We just moved house. Well strictly speaking we moved units. I say that because house prices in Sydney have skyrocketed so much in recent years that you now need a cool $1 million (and more) to purchase an ‘average’ Sydney house. It’s a city where opting for a unit/apartment can be the only way to tick ‘location’ off your wish list.
Since arriving in Australia in 2007 we’ve moved units four times and the most recent move was the biggest. Biggest not because of size (our total living space is 100 square metres) but because it was so eagerly awaited. We bought ‘off the plan’ in Manly back in early 2015 and during a long three year wait I kept reminding myself that the best things come to those who wait.
The Sydney suburb of Manly is only around 15km from the CBD but it feels a million miles away from the hustle and bustle of the city. It’s one of those relaxed beach spots – similar to those that feature on Australian TV shows like Home & Away and Bondi Rescue. As a Manly local there’s so much on my doorstep. I can walk barefoot from home just 100 steps or so, coffee in one hand and usually two dogs in the other, to watch the sunrise over the Pacific Ocean. And when it comes to foodie options I’m spoilt for choice…..
One of my unexpected foodie joys is a weekly produce market. Every Sunday farmers bring their freshly picked seasonal delights to the centre of Manly.
One of those farmers, Rita’s Farm Produce, has become my go-to stop for affordable organic produce. Rita’s family’s saying is “Eat good, be good” – I couldn’t agree more and that’s why I’m making a huge effort in 2018 to buy more organic.
Much of what I’m finding myself picking up from Rita’s Farm Produce isn’t intended for a specific recipe or meal – it just looks so good I can’t resist. You could call it impulse veggie buying. Last week’s impulse picks included Chinese cucumbers, also known as Suyu Long Cucumbers. They’re crispy and sweet to taste, but not that watery.
My husband pickled the Chinese cucumbers alongside the top of a bunch of organic celery. (Using the top of celery stalks and the leaves that too often get discarded is apparently now on trend with the rise of ‘root to stem’ cooking).
The spice mix for the pickling brine came from a recipe for pickled carrots and cauliflower from the cookbook Slow Food by Jared Ingersoll. Jared, originally from New Zealand, is one of Sydney’s well known chefs and his philosophy is to put produce first and let the seasons dictate what goes on your plate – this recipe is a great example of making using of seasonal produce.Ingredients:
- 1 large Chinese cucumber (or around 800g of other cucumber), finely sliced
- The top 1/4 of a bunch of celery – including leaves, roughly chopped
- 375ml – 500ml apple cider vinegar (or white wine vinegar)
- 1 cup filtered water
- 2 tsp yellow mustard seeds
- 3 – 4 tsp salt
- 1 tsp each of black peppercorns, cloves and allspice berries
- 1/2 tsp each of dried thyme, rosemary and grated nutmeg
- You don’t have to include every spice – adapt the recipe to those spices listed that you have to hand.

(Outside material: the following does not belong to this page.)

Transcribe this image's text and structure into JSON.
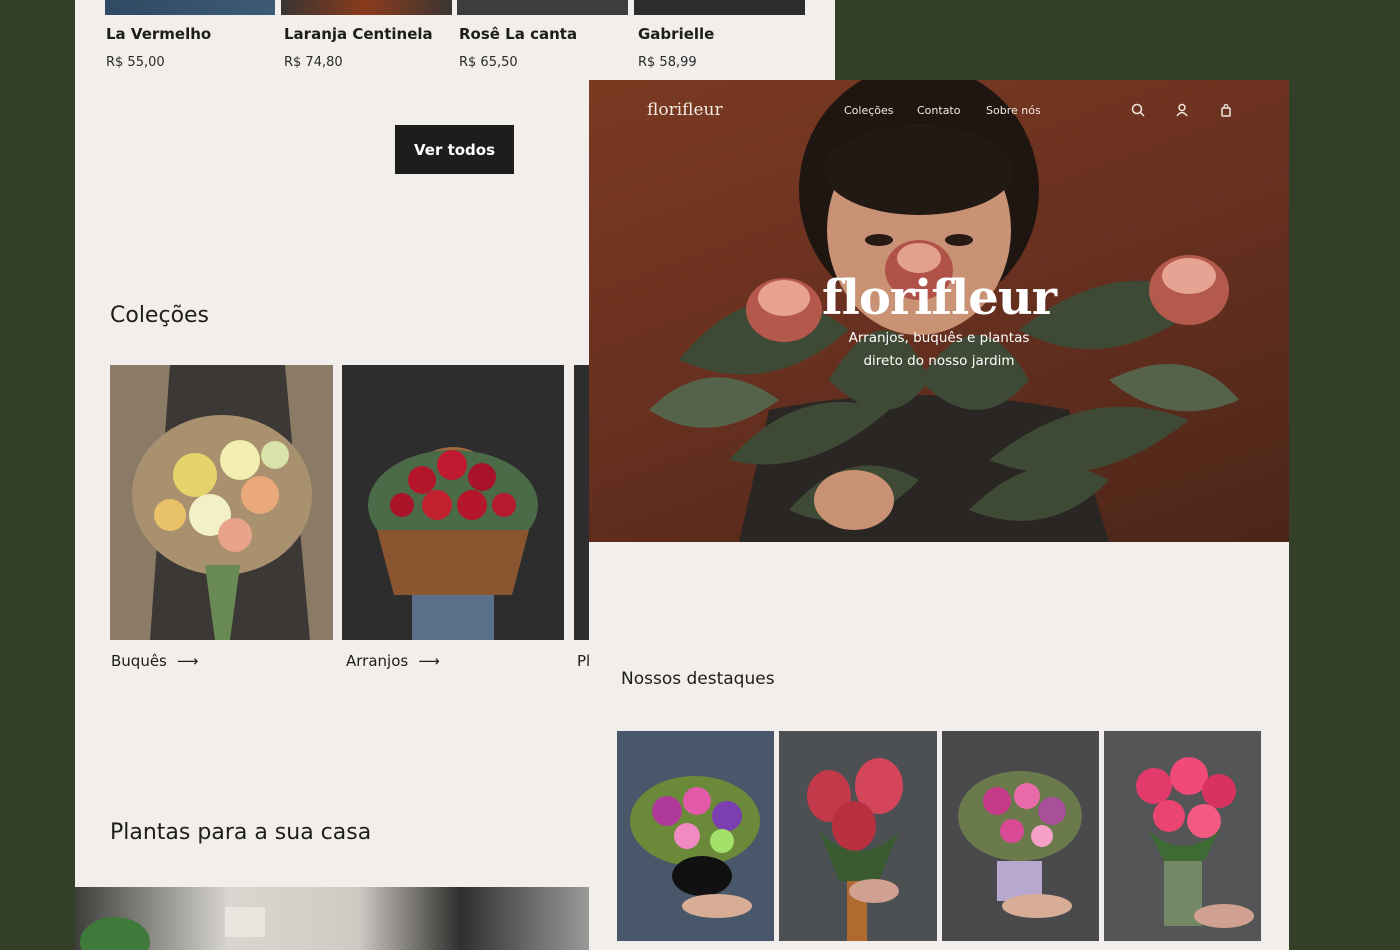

- To follow Jared’s brine recipe exactly you’ll also add a generous pinch of sugar as well as a cup or so of both extra virgin olive oil and dry white wine.

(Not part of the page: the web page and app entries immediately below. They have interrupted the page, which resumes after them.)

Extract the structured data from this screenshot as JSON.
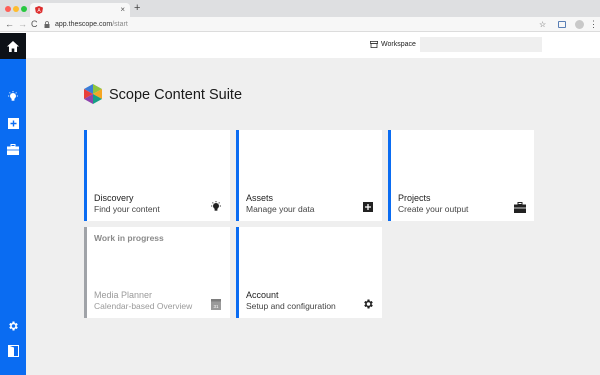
{
  "browser": {
    "tab_close": "×",
    "new_tab": "+",
    "url_host": "app.thescope.com",
    "url_path": "/start",
    "back": "←",
    "forward": "→",
    "reload": "C",
    "bookmark": "☆",
    "menu": "⋮"
  },
  "header": {
    "workspace_label": "Workspace",
    "workspace_value": ""
  },
  "brand": {
    "title": "Scope Content Suite"
  },
  "cards": {
    "discovery": {
      "title": "Discovery",
      "subtitle": "Find your content",
      "icon": "lightbulb-icon"
    },
    "assets": {
      "title": "Assets",
      "subtitle": "Manage your data",
      "icon": "plus-box-icon"
    },
    "projects": {
      "title": "Projects",
      "subtitle": "Create your output",
      "icon": "briefcase-icon"
    },
    "media_planner": {
      "heading": "Work in progress",
      "title": "Media Planner",
      "subtitle": "Calendar-based Overview",
      "calendar_day": "31",
      "icon": "calendar-icon"
    },
    "account": {
      "title": "Account",
      "subtitle": "Setup and configuration",
      "icon": "gear-icon"
    }
  },
  "colors": {
    "accent": "#0a6cf2",
    "sidebar_home": "#0d1117",
    "wip_border": "#a0a3a8",
    "background": "#efefef"
  }
}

- Firstly make the pickling brine – add all of the ingredients (except the cucumber and celery) into a pan and on a high heat bring to the boil. Cook for 10 minutes and then remove from the heat.

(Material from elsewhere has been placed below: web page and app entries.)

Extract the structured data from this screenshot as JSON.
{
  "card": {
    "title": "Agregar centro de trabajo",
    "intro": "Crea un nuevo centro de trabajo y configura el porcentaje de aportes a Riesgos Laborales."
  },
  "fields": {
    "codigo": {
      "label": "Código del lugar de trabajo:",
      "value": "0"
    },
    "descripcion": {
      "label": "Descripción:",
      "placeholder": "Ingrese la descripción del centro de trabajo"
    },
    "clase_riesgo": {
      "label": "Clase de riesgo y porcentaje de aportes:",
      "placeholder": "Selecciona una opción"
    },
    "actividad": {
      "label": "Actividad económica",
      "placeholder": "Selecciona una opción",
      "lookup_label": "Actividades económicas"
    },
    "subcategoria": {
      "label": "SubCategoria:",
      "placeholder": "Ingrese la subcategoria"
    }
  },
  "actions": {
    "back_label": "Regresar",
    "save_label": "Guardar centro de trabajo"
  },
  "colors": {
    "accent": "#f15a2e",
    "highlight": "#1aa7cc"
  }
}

- Add the sliced cucumber and chopped celery into a large bowl and pour over the slightly cooled brine mixture. The cucumber and celery should be completely covered by the brine.
- Allow to cool completely and then transfer to sterilised airtight glass jars. Store for at least 48 hours (ideally in the fridge) before enjoying.
I mentioned earlier the saying the best things come to those who wait. It’s a saying that applies nicely to pickling because you do need to be patient and letting the spices work their magic over a few days before you dive in.
Other pickling recipes you might like